-------- MATERIAL PROVIDED --------
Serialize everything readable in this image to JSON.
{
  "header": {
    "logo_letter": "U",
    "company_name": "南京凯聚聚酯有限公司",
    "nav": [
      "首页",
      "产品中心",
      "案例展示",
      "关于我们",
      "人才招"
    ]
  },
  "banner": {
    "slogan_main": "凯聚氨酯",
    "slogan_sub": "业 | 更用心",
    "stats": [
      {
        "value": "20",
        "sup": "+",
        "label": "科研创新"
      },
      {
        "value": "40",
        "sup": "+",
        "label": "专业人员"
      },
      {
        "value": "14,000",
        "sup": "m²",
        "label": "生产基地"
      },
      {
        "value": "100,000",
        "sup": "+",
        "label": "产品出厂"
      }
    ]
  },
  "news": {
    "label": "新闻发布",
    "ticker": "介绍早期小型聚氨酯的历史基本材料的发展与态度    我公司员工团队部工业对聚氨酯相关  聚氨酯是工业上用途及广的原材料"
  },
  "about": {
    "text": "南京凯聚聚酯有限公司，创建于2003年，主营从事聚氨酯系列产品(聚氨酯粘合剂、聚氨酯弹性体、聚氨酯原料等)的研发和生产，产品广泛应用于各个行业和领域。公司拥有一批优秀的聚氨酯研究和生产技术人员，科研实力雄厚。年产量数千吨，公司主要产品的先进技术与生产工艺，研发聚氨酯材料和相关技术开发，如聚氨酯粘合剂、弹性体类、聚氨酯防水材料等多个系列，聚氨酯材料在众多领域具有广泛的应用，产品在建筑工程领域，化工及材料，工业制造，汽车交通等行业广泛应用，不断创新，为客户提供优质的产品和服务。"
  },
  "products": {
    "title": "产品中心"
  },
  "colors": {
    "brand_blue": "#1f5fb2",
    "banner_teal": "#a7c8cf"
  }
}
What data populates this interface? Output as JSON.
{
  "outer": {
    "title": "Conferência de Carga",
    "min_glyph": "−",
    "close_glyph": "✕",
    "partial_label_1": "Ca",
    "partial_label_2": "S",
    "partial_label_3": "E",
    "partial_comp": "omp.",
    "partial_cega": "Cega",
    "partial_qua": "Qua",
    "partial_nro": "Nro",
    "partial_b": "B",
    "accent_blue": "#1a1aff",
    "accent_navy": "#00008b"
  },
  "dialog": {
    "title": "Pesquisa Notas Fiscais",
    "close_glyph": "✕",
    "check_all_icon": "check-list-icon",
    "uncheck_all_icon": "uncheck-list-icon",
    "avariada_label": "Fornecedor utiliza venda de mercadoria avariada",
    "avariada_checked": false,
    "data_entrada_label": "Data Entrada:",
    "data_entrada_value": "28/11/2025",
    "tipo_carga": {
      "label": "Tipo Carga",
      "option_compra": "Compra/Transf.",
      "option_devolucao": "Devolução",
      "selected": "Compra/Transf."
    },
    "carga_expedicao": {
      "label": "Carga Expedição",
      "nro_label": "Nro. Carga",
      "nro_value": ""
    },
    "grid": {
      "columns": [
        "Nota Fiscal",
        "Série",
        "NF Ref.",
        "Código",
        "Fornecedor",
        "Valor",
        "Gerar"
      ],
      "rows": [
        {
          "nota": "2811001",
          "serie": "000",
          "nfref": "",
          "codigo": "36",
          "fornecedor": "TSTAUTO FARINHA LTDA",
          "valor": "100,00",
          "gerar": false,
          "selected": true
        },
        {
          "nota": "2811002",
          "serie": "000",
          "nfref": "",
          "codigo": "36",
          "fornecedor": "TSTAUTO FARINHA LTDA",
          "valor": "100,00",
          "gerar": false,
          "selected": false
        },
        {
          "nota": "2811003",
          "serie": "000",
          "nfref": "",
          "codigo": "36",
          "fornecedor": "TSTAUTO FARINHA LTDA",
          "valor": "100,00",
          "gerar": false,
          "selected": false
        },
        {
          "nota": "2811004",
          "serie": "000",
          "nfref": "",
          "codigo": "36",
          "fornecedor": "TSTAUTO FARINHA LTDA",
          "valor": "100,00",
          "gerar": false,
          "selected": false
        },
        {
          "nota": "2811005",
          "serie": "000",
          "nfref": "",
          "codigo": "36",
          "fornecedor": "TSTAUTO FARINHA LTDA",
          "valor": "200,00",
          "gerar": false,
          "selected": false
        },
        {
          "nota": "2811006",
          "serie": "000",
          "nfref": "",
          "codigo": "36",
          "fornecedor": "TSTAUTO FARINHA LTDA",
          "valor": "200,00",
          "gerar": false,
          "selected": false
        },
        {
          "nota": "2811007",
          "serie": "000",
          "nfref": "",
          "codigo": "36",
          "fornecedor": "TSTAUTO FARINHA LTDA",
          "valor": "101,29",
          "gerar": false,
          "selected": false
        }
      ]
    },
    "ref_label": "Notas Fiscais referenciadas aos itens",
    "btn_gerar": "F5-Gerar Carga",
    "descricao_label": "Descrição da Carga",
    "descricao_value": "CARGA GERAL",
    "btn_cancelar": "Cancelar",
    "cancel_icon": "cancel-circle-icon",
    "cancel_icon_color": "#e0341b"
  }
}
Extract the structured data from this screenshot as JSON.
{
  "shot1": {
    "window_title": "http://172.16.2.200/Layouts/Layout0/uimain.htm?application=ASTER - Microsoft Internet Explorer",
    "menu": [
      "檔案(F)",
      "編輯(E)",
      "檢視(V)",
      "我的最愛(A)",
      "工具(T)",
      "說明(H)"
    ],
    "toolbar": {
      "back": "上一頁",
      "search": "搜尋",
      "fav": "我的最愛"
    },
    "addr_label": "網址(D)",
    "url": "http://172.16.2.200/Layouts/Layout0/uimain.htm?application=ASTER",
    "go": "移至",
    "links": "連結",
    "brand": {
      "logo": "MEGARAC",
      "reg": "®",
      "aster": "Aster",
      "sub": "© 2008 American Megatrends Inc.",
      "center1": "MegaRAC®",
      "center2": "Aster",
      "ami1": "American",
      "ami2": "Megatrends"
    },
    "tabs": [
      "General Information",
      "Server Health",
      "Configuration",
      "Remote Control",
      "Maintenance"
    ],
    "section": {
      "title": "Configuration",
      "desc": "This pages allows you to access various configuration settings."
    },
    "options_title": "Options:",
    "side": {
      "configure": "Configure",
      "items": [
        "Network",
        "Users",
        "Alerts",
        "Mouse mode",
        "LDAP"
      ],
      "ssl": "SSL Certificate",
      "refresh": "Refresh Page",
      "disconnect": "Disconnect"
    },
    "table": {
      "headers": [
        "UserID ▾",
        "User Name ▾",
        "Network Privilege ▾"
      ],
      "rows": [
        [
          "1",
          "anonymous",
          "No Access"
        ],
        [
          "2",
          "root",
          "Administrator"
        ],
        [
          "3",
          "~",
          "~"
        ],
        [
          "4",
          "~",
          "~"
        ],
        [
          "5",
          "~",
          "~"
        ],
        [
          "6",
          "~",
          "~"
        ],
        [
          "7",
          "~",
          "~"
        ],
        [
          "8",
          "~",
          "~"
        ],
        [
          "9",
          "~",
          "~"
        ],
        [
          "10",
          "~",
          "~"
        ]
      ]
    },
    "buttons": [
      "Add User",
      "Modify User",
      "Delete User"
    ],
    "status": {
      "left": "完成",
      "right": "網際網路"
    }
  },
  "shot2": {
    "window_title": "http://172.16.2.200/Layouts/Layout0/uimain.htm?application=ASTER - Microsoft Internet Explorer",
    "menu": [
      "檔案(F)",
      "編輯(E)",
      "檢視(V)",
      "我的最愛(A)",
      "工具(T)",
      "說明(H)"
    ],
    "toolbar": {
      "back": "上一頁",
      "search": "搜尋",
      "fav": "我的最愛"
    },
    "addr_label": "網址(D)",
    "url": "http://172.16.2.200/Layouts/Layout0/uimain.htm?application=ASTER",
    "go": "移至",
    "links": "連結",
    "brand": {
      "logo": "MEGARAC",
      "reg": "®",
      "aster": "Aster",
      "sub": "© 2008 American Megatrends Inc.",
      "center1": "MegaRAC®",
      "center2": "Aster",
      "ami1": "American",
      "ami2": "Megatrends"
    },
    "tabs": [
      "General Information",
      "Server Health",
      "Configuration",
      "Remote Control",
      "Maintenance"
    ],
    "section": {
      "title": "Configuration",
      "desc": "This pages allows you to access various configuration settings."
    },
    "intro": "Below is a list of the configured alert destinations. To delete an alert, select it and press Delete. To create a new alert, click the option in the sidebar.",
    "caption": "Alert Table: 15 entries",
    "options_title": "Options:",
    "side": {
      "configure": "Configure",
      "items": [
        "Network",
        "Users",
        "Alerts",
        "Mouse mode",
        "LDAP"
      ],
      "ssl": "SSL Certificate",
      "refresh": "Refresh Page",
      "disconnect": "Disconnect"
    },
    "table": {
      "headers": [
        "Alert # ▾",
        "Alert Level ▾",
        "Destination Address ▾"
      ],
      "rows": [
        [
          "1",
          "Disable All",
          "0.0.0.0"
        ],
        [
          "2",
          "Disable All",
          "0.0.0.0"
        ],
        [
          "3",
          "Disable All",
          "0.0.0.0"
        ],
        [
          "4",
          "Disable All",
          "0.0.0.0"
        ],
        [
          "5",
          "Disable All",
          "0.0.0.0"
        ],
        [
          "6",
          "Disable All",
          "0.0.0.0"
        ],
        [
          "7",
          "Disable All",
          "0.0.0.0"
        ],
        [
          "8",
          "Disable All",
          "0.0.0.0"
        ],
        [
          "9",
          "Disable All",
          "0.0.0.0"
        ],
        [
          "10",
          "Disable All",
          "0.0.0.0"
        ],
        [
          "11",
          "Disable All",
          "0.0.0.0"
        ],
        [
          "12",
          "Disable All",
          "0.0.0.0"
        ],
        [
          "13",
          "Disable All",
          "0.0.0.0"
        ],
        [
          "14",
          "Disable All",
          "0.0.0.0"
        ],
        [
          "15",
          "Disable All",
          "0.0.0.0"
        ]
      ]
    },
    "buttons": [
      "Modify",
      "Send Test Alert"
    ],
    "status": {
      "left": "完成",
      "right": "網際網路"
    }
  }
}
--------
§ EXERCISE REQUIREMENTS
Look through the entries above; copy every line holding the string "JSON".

§ ANSWER SECTION
Serialize everything readable in this image to JSON.
What data populates this interface? Output as JSON.
Extract the structured data from this screenshot as JSON.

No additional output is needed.